▸ **What the task requires**
Each entry in the block below needs to be copied out exactly.

=== The data ===

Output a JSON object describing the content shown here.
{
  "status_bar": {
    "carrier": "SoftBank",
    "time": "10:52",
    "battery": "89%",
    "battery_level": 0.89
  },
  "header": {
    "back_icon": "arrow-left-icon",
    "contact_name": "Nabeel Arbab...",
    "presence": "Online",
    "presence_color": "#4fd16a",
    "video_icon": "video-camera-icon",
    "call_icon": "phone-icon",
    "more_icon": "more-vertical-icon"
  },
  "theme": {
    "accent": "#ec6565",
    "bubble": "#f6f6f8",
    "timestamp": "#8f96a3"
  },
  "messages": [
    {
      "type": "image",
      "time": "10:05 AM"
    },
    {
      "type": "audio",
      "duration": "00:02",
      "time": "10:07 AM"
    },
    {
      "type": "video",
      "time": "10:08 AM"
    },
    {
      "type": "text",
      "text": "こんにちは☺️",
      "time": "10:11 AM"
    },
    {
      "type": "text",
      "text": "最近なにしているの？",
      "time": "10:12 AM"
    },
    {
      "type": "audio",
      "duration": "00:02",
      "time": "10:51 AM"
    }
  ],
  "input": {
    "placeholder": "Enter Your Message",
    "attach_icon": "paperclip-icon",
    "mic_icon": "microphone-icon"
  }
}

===

▸ **Finished task**
Output a JSON object describing the content shown here.
{
  "status_bar": {
    "carrier": "SoftBank",
    "time": "10:52",
    "battery": "89%",
    "battery_level": 0.89
  },
  "header": {
    "back_icon": "arrow-left-icon",
    "contact_name": "Nabeel Arbab...",
    "presence": "Online",
    "presence_color": "#4fd16a",
    "video_icon": "video-camera-icon",
    "call_icon": "phone-icon",
    "more_icon": "more-vertical-icon"
  },
  "theme": {
    "accent": "#ec6565",
    "bubble": "#f6f6f8",
    "timestamp": "#8f96a3"
  },
  "messages": [
    {
      "type": "image",
      "time": "10:05 AM"
    },
    {
      "type": "audio",
      "duration": "00:02",
      "time": "10:07 AM"
    },
    {
      "type": "video",
      "time": "10:08 AM"
    },
    {
      "type": "text",
      "text": "こんにちは☺️",
      "time": "10:11 AM"
    },
    {
      "type": "text",
      "text": "最近なにしているの？",
      "time": "10:12 AM"
    },
    {
      "type": "audio",
      "duration": "00:02",
      "time": "10:51 AM"
    }
  ],
  "input": {
    "placeholder": "Enter Your Message",
    "attach_icon": "paperclip-icon",
    "mic_icon": "microphone-icon"
  }
}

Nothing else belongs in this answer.